::: Record set :::

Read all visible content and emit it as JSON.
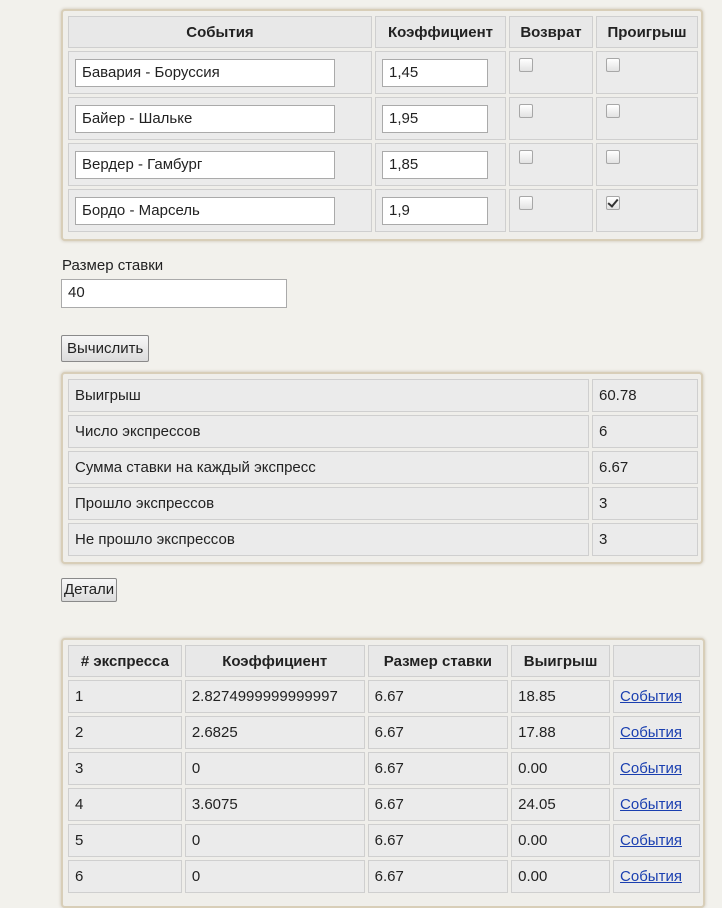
{
  "events_table": {
    "headers": [
      "События",
      "Коэффициент",
      "Возврат",
      "Проигрыш"
    ],
    "rows": [
      {
        "event": "Бавария - Боруссия",
        "coef": "1,45",
        "refund": false,
        "loss": false
      },
      {
        "event": "Байер -  Шальке",
        "coef": "1,95",
        "refund": false,
        "loss": false
      },
      {
        "event": "Вердер  - Гамбург",
        "coef": "1,85",
        "refund": false,
        "loss": false
      },
      {
        "event": "Бордо - Марсель",
        "coef": "1,9",
        "refund": false,
        "loss": true
      }
    ]
  },
  "stake": {
    "label": "Размер ставки",
    "value": "40"
  },
  "calc_button": "Вычислить",
  "results": [
    {
      "label": "Выигрыш",
      "value": "60.78"
    },
    {
      "label": "Число экспрессов",
      "value": "6"
    },
    {
      "label": "Сумма ставки на каждый экспресс",
      "value": "6.67"
    },
    {
      "label": "Прошло экспрессов",
      "value": "3"
    },
    {
      "label": "Не прошло экспрессов",
      "value": "3"
    }
  ],
  "details_button": "Детали",
  "express_table": {
    "headers": [
      "# экспресса",
      "Коэффициент",
      "Размер ставки",
      "Выигрыш",
      ""
    ],
    "rows": [
      {
        "num": "1",
        "coef": "2.8274999999999997",
        "stake": "6.67",
        "win": "18.85",
        "link": "События"
      },
      {
        "num": "2",
        "coef": "2.6825",
        "stake": "6.67",
        "win": "17.88",
        "link": "События"
      },
      {
        "num": "3",
        "coef": "0",
        "stake": "6.67",
        "win": "0.00",
        "link": "События"
      },
      {
        "num": "4",
        "coef": "3.6075",
        "stake": "6.67",
        "win": "24.05",
        "link": "События"
      },
      {
        "num": "5",
        "coef": "0",
        "stake": "6.67",
        "win": "0.00",
        "link": "События"
      },
      {
        "num": "6",
        "coef": "0",
        "stake": "6.67",
        "win": "0.00",
        "link": "События"
      }
    ]
  }
}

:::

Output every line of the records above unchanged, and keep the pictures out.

### [Completed exercise]
Read all visible content and emit it as JSON.
{
  "events_table": {
    "headers": [
      "События",
      "Коэффициент",
      "Возврат",
      "Проигрыш"
    ],
    "rows": [
      {
        "event": "Бавария - Боруссия",
        "coef": "1,45",
        "refund": false,
        "loss": false
      },
      {
        "event": "Байер -  Шальке",
        "coef": "1,95",
        "refund": false,
        "loss": false
      },
      {
        "event": "Вердер  - Гамбург",
        "coef": "1,85",
        "refund": false,
        "loss": false
      },
      {
        "event": "Бордо - Марсель",
        "coef": "1,9",
        "refund": false,
        "loss": true
      }
    ]
  },
  "stake": {
    "label": "Размер ставки",
    "value": "40"
  },
  "calc_button": "Вычислить",
  "results": [
    {
      "label": "Выигрыш",
      "value": "60.78"
    },
    {
      "label": "Число экспрессов",
      "value": "6"
    },
    {
      "label": "Сумма ставки на каждый экспресс",
      "value": "6.67"
    },
    {
      "label": "Прошло экспрессов",
      "value": "3"
    },
    {
      "label": "Не прошло экспрессов",
      "value": "3"
    }
  ],
  "details_button": "Детали",
  "express_table": {
    "headers": [
      "# экспресса",
      "Коэффициент",
      "Размер ставки",
      "Выигрыш",
      ""
    ],
    "rows": [
      {
        "num": "1",
        "coef": "2.8274999999999997",
        "stake": "6.67",
        "win": "18.85",
        "link": "События"
      },
      {
        "num": "2",
        "coef": "2.6825",
        "stake": "6.67",
        "win": "17.88",
        "link": "События"
      },
      {
        "num": "3",
        "coef": "0",
        "stake": "6.67",
        "win": "0.00",
        "link": "События"
      },
      {
        "num": "4",
        "coef": "3.6075",
        "stake": "6.67",
        "win": "24.05",
        "link": "События"
      },
      {
        "num": "5",
        "coef": "0",
        "stake": "6.67",
        "win": "0.00",
        "link": "События"
      },
      {
        "num": "6",
        "coef": "0",
        "stake": "6.67",
        "win": "0.00",
        "link": "События"
      }
    ]
  }
}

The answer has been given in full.